While it is less common, carpal hyperextension can occur in dogs with immune-mediated joint disease or degenerative conditions of the ligaments. Hyperextension due to joint degeneration is most common among the Collie breed and senior dogs. In older dogs with degenerative carpal hyperextension, the lower front leg will slowly lower to the ground as the condition worsens.
The Symptoms of a Hyperextended Carpal
Generally, hyperextension injuries are seen in large active dogs, but small breeds can still suffer from a hyperextension injury. Signs of carpal hyperextension are easy to spot, and they typically begin with a gait abnormality and noticeable limping.
- Limping on the front leg
- Swelling at the carpal joint or wrist
- Pet’s wrist has “dropped”, when the lower front leg sinks towards ground
However, if your dog starts to exhibit limping and refuses to put weight on the injured wrist, or there is visible swelling of the carpal, and the sinking of their paw to the ground while moving around, you should make an appointment with your veterinarian to discuss a carpal hyperextension injury.
Carpal Hyperextension Diagnosis
Carpal hyperextension is typically diagnosed by a veterinarian specializing in orthopedics. A dog will be evaluated through a series of assessments, including an X-ray and monitoring how it walks and bears weight on its front leg. A CT or MRI may also be necessary, especially if bones in the pet’s front legs are broken. For more minor hyperextensions, the dog or cat may need to be anesthetized for a thorough examination.
How is Carpal Hyperextension Treated?
Carpal hyperextension can be treated through conservative management and also surgery. However, the proper treatment for your pet will depend on the severity of the hyperextension.
For more severe cases, surgery may be the best option. Your veterinarian or orthopedic specialist will help you decide what is the best option for your cat or dog. Pan-carpal arthrodesis is a surgical procedure that completes fuses the carpal joints to the paw with plates and screws. The steel plate covers the entire joint, wrist, and the radius to fuse the leg into a natural position. Recovery from this surgery usually includes many weeks of physical therapy.

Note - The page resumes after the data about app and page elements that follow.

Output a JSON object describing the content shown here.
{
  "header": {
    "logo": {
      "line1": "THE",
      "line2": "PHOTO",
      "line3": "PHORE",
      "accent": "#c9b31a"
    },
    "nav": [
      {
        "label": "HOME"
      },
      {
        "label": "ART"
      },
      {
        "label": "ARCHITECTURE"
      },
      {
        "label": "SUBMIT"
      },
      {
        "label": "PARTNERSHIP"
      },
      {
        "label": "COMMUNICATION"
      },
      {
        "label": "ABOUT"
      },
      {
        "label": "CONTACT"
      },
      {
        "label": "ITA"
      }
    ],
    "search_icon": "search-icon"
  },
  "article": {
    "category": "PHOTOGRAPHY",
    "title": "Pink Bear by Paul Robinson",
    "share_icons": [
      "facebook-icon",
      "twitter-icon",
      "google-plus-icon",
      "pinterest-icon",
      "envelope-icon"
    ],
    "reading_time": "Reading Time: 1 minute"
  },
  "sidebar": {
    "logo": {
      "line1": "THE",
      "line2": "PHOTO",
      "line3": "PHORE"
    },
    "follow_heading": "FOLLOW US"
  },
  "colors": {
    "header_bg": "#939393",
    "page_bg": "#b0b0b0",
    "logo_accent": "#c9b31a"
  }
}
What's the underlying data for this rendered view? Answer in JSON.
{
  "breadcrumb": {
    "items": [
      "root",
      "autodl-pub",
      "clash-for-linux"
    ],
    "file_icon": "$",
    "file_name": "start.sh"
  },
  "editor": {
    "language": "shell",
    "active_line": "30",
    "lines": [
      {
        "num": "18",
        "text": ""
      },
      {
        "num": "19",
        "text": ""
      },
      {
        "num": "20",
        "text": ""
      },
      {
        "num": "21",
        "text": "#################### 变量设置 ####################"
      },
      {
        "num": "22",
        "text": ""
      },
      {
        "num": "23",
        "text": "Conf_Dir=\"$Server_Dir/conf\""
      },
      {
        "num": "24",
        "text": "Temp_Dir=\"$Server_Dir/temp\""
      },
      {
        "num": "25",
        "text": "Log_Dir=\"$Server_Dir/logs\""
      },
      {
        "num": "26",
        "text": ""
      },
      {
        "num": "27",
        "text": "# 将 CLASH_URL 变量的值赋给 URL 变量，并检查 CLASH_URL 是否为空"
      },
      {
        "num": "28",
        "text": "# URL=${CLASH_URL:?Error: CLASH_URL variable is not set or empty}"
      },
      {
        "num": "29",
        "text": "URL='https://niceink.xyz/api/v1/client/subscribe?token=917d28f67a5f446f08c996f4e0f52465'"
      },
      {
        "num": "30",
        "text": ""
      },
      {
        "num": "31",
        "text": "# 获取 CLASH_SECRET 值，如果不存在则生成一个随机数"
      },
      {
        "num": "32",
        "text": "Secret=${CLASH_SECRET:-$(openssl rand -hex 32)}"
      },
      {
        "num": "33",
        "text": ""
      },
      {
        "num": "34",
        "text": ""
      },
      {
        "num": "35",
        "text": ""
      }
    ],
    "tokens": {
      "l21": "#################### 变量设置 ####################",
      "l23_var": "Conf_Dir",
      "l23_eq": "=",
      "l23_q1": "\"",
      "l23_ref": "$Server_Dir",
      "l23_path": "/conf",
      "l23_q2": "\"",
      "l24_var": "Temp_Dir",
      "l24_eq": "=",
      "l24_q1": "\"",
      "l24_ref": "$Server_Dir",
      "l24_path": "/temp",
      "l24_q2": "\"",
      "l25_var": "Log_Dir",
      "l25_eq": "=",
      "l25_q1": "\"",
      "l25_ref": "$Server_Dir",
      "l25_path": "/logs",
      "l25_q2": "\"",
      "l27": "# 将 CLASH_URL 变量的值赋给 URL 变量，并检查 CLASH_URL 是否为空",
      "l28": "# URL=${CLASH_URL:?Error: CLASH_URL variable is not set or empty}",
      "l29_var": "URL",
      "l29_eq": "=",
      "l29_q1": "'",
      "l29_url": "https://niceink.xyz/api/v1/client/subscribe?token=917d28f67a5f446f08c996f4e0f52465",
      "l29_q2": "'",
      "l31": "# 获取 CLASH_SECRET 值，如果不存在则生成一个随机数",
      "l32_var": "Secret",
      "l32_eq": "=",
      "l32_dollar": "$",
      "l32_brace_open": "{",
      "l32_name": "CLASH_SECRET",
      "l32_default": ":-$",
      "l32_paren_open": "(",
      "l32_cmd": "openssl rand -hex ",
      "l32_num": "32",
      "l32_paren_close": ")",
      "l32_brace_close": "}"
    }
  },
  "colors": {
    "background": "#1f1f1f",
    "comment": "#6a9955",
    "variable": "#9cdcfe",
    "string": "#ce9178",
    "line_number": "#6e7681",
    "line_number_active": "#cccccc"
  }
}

Conservative Management with Splinting and Physical Therapy
A conservative approach that includes physical therapy and splinting can benefit less severe cases. For example, a hard splint that braces the carpal joint can be used to stabilize the hyperextension. There are two splint styles to support the carpal, A neoprene wrist wrap can also be used in minor issues where only light support is needed. At the same time, your dog undergoes rehabilitation, whether that be through hydrotherapy, structured exercises with physical therapy, or just their everyday walks and play!